But since Shimojijima Airport is not equipped for military use, the ministry would have to make several modifications before shifting the fighters over from Okinawa Island, the sources said. The island is right next to better known Miyakojima Island.

In mid-December, when a Chinese government plane entered Japanese airspace over the Senkaku Islands in the East China Sea, the ASDF scrambled eight F-15 jets from the base in Naha. By the time they got near the disputed islands, however, the plane in question had left.

On Jan. 5, Prime Minister Shinzo Abe told Defense Ministry officials to strengthen Japan’s border security measures.

Naha Air Base is about 420 km away from the Senkakus, which means it takes around 15 to 20 minutes for an F-15 to get there after an emergency takeoff.

Shimojijima Airport, which is administered by the Okinawa Prefectural Government, is about 190 km southeast of the Senkakus and has a 3,000-meter-long runway.

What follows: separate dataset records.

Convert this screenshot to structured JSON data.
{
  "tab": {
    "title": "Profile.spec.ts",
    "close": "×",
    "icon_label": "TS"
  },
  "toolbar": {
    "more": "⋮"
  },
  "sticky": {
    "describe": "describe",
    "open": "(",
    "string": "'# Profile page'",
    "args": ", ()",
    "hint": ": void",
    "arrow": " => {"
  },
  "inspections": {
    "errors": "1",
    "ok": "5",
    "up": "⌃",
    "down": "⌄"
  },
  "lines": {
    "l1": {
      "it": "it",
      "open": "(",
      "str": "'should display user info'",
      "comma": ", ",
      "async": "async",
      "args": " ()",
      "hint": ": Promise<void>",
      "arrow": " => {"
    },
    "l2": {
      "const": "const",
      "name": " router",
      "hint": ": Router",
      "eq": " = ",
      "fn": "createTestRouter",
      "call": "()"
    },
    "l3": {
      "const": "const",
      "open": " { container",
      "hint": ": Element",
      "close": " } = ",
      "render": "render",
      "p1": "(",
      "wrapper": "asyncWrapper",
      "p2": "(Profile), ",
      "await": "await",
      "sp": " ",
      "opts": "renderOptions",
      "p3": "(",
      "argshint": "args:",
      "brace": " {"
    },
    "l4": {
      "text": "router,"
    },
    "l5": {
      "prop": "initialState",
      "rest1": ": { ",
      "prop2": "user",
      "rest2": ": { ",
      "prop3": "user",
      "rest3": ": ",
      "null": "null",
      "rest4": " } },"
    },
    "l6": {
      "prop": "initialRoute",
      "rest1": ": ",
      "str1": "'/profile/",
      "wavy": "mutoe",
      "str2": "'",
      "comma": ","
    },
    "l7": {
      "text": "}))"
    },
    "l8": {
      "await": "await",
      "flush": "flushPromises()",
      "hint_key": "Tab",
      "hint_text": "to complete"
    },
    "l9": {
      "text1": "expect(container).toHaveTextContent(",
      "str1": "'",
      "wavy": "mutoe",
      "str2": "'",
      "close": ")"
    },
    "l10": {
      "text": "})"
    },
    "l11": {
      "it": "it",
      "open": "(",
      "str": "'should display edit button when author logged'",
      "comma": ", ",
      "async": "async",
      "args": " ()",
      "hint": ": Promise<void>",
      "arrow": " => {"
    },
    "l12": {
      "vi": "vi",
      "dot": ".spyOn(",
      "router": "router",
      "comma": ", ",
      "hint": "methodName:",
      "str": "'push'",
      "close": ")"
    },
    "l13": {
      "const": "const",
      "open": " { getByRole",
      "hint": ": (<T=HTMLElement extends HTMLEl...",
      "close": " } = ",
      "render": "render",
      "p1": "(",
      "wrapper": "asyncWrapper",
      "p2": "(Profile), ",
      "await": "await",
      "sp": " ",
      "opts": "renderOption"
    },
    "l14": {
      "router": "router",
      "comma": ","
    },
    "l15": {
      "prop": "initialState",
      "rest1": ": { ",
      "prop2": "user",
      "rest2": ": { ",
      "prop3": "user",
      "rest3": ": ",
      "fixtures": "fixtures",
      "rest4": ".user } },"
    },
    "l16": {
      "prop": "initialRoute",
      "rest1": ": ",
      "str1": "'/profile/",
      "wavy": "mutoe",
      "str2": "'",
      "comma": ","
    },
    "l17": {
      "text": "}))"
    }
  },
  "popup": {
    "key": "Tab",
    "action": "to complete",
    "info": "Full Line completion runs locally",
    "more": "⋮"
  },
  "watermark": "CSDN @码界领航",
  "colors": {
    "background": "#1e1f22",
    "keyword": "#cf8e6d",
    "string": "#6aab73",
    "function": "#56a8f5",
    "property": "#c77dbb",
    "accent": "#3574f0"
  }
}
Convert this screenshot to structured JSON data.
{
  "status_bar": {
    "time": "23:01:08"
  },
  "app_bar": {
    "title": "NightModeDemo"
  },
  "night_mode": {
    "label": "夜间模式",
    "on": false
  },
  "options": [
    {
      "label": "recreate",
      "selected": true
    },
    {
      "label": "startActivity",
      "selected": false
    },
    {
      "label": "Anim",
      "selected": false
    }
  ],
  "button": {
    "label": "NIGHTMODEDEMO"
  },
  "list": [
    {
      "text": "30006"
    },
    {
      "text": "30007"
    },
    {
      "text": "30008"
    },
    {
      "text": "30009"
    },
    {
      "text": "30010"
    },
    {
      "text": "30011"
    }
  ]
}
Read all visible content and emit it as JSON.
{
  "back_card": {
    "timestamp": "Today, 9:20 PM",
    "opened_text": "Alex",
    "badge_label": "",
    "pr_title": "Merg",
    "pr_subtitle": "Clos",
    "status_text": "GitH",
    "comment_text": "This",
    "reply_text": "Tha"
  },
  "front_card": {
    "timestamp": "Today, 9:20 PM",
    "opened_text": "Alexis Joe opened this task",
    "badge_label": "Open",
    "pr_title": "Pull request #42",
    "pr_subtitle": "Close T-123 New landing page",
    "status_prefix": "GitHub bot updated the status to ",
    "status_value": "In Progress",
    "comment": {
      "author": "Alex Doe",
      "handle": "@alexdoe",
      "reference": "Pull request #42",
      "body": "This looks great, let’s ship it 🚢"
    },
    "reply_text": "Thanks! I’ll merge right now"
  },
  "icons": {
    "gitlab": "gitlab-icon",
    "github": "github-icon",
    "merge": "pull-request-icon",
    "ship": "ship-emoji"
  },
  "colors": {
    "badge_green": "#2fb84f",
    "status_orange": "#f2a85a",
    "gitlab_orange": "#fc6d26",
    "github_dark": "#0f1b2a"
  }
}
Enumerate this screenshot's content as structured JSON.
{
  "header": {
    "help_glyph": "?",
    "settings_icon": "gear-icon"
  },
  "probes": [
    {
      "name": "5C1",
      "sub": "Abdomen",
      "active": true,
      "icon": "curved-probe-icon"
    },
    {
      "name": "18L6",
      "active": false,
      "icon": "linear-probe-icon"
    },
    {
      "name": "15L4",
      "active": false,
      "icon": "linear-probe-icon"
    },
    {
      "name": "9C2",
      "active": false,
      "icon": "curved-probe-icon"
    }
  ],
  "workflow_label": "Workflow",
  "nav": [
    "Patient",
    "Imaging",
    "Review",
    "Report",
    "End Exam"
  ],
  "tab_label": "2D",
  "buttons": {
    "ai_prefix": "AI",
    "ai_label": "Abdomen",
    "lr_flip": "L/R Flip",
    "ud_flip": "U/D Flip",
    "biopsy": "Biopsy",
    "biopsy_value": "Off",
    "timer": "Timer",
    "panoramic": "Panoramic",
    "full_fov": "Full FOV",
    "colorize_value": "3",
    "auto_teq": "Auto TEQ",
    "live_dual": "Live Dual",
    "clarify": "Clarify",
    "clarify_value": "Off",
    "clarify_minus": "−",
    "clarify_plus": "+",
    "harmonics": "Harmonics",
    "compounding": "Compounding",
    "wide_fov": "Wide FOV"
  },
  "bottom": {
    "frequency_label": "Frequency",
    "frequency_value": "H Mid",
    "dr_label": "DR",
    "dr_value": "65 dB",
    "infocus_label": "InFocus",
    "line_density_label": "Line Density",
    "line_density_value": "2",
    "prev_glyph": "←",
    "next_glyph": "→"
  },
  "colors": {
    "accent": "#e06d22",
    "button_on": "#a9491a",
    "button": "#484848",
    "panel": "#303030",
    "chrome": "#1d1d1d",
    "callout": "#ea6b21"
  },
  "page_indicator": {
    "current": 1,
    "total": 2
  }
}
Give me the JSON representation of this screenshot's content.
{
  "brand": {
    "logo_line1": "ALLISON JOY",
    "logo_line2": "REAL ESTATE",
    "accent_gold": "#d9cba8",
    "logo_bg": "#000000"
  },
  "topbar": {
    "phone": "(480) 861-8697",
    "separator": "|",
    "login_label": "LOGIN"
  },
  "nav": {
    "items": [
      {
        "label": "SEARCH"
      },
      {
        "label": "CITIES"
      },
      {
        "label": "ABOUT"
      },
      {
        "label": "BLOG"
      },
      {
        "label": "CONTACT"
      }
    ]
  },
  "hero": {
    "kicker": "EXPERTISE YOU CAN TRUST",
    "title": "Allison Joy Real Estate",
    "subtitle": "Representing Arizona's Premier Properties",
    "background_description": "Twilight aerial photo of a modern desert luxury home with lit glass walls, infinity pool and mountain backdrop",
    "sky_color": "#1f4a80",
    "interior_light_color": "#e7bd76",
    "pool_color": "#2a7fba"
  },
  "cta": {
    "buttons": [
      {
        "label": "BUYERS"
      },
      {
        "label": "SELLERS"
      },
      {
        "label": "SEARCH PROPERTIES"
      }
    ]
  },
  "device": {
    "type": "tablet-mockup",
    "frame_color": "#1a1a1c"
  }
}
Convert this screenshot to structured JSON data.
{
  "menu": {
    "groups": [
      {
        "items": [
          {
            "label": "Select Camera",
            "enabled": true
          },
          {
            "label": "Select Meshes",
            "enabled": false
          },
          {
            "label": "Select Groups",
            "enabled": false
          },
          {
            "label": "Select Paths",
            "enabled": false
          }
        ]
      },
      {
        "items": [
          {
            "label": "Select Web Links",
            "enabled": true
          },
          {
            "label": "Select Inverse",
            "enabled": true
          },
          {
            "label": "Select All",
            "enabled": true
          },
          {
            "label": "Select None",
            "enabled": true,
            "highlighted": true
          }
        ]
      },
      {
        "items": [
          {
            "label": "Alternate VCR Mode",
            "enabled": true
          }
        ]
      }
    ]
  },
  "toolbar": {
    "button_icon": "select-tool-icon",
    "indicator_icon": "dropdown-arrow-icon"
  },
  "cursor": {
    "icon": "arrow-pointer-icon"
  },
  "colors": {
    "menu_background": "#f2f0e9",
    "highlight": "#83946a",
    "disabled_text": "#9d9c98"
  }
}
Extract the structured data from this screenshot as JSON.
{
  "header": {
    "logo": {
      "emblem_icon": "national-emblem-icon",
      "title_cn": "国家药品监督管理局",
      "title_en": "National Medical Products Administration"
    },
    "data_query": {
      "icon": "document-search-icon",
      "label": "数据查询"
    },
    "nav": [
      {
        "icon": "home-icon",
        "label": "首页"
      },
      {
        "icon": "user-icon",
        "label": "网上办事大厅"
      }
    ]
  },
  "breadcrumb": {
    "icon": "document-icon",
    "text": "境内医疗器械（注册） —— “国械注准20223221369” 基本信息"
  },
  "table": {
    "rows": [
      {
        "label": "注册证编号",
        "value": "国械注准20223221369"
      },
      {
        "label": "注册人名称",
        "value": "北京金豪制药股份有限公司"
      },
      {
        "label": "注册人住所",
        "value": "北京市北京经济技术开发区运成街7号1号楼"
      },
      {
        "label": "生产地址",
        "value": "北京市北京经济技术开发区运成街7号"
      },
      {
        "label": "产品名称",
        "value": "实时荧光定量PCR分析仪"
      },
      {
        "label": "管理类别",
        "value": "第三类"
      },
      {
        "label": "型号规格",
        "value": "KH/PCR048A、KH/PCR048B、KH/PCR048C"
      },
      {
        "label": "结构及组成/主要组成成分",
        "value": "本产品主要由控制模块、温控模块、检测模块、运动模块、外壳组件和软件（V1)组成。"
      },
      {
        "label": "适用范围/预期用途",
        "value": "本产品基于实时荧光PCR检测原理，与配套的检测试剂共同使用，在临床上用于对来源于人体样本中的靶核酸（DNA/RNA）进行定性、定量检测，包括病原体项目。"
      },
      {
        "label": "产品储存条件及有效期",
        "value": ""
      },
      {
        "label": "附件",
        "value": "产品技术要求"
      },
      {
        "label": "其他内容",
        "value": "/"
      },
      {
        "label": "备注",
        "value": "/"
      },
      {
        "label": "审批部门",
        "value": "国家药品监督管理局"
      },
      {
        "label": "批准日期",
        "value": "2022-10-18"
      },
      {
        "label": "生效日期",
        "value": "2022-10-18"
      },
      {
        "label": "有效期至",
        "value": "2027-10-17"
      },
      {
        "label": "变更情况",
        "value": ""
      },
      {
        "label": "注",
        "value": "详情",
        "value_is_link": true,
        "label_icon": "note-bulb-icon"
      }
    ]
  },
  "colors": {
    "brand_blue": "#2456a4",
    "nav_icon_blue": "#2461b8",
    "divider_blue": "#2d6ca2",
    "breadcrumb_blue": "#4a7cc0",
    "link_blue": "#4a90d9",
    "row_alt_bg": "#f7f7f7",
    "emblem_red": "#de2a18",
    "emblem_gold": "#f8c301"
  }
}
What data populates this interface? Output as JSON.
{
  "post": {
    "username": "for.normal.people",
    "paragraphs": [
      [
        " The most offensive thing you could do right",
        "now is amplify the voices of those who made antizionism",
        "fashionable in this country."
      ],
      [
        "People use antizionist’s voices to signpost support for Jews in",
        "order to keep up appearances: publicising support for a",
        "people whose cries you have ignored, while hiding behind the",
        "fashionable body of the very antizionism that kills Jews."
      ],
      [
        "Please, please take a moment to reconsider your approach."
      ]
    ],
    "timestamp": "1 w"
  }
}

In 1971, a year before Okinawa’s reversion from the United States to Japan, the Japanese government and the then-government of the Ryukyu Islands concluded a memorandum of understanding stating that the airport would not be used for purposes other than civil aviation.

The central government also exchanged a confirmation note to that effect with then-Okinawa Gov. Junji Nishime.

Based on those documents, some government officials say it would be difficult for the SDF to use the airport. But in 2004, the central government fudged its stance in a written reply to questions posed in the Diet, saying “it is not that the use of (Shimojijima Airport) for pilot training and by aircraft other than commercial planes is not permitted.”

The Japanese and U.S. governments consider the airport a potential base for disaster relief for contingencies in the Asia-Pacific region.

The Japan Times:     Tuesday, Jan. 15, 2013

China to survey islands disputed with Japan

Jan 15, 2013 11:17 Moscow Time

Острова Сенкаку в китайской картографии – Дяоюйдао

Photo: EPA

 

China is to carry out a geographical survey of islands in the East China Sea at the centre of a bitter dispute with Japan.

The survey of the Diaoyu islands was part of a programme to map China’s “territorial islands and reefs”, Xinhua said, citing a state geographical agency. They are known as the Senkaku in Japan, which controls them.

Voice of Russia, Xinhua, AFP

http://english.ruvr.ru/2013_01_15/China-to-survey-islands-disputed-with-Japan/